LONDON • After years of contesting Britain's political centre ground, the opposition Labour Party has agreed on what is likely to be its most left-wing election manifesto in more than three decades, complete with some eye-catching policies intended to shore up its core vote.
The document will be published next week, but a draft was widely leaked on Thursday as about 80 members of a Labour committee prepared to meet to discuss it.
The draft revealed plans to renationalise some rail and energy companies, scrap university tuition fees, and put in place big increases in spending on health and social care.
Later, Labour leader Jeremy Corbyn said the manifesto had been approved in an amended form by a party committee, but he would not say which elements had been changed.
"Our manifesto will be an offer, and we believe the policies in it are very popular," Mr Corbyn said, adding that there had been unanimous agreement on a programme that would "transform the lives of many people in our society".
The leaked draft - initially published by the Daily Mirror, The Daily Telegraph, BBC and other news outlets - suggested that Mr Corbyn, a left-wing politician, had decisively broken with the centrist legacy of most of his recent Labour predecessors, most notably that of former prime minister Tony Blair, who won three general elections.
Instead, Mr Corbyn's strategy contains echoes of United States Senator Bernie Sanders of Vermont, who ignited liberal passions in his unsuccessful race for the Democratic presidential nomination last year.
Labour's manifesto also serves the more prosaic function of shoring up the party's core vote as it approaches a difficult electoral contest on June 8.
Motivating those supporters, and achieving a decent election result, could be crucial for Mr Corbyn, who said he wants to stay on as party leader even if he loses, as pollsters predict.
A spokesman for Labour, when contacted by phone on Thursday, declined to authenticate the document, saying the party's policy was not to comment on leaks. But Mr Andrew Gwynne, Labour's national elections and campaign coordinator, when speaking to the BBC on Thursday morning, did not deny the document's authenticity.

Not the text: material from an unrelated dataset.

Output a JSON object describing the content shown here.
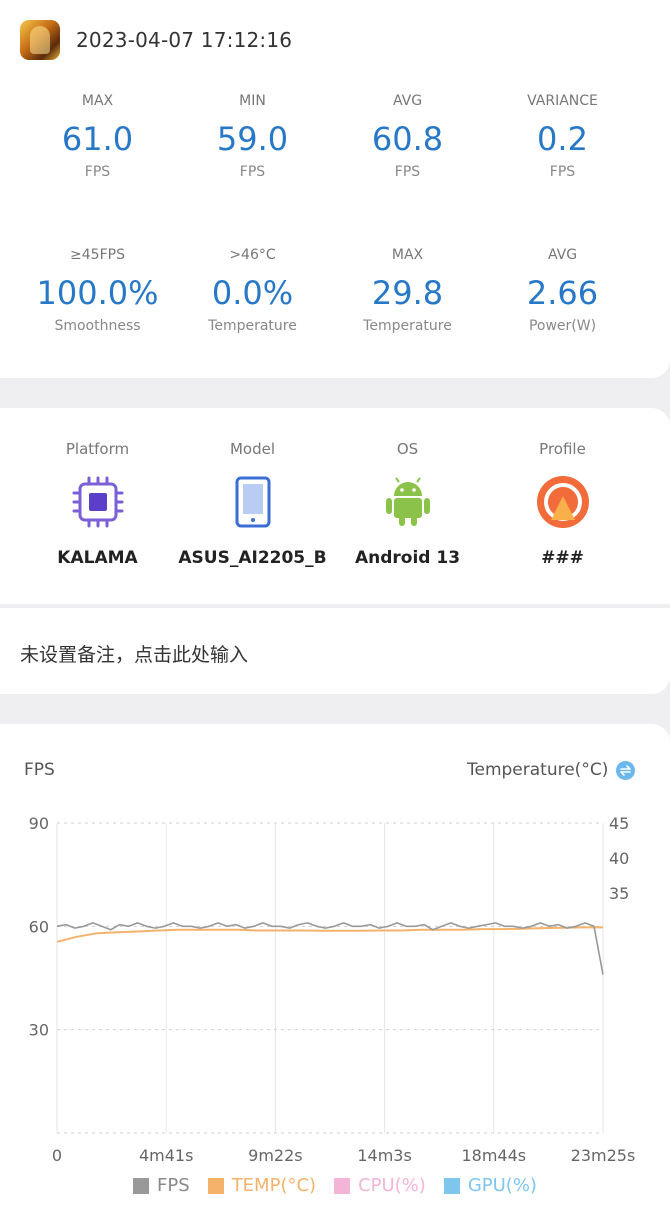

Labour has not yet outlined how it would pay for its pledges, though Mr Gwynne said all costs would be accounted for when the final manifesto document is published next week.
Britons will vote on June 8 in a snap general election called by Prime Minister Theresa May. Mrs May wants to increase her slim parliamentary majority before negotiating Britain's withdrawal from the European Union, known as Brexit. According to surveys, her Conservative Party is well ahead of Labour.
The Conservatives and Labour's other opponents seized on the leak as evidence that the party lacked discipline.
"This is a total shambles," the Conservative Party said in a statement. "Jeremy Corbyn's plans to unleash chaos on Britain have been revealed. Jobs will be lost, families will be hit, and our economic security damaged for a generation if Jeremy Corbyn and the coalition of chaos are ever let anywhere near the keys to Downing Street."
Mr Tommy Sheppard, a lawmaker for the Scottish National Party, said in a statement: "The very fact that this draft manifesto has been leaked shows how divided and chaotic the Labour Party is.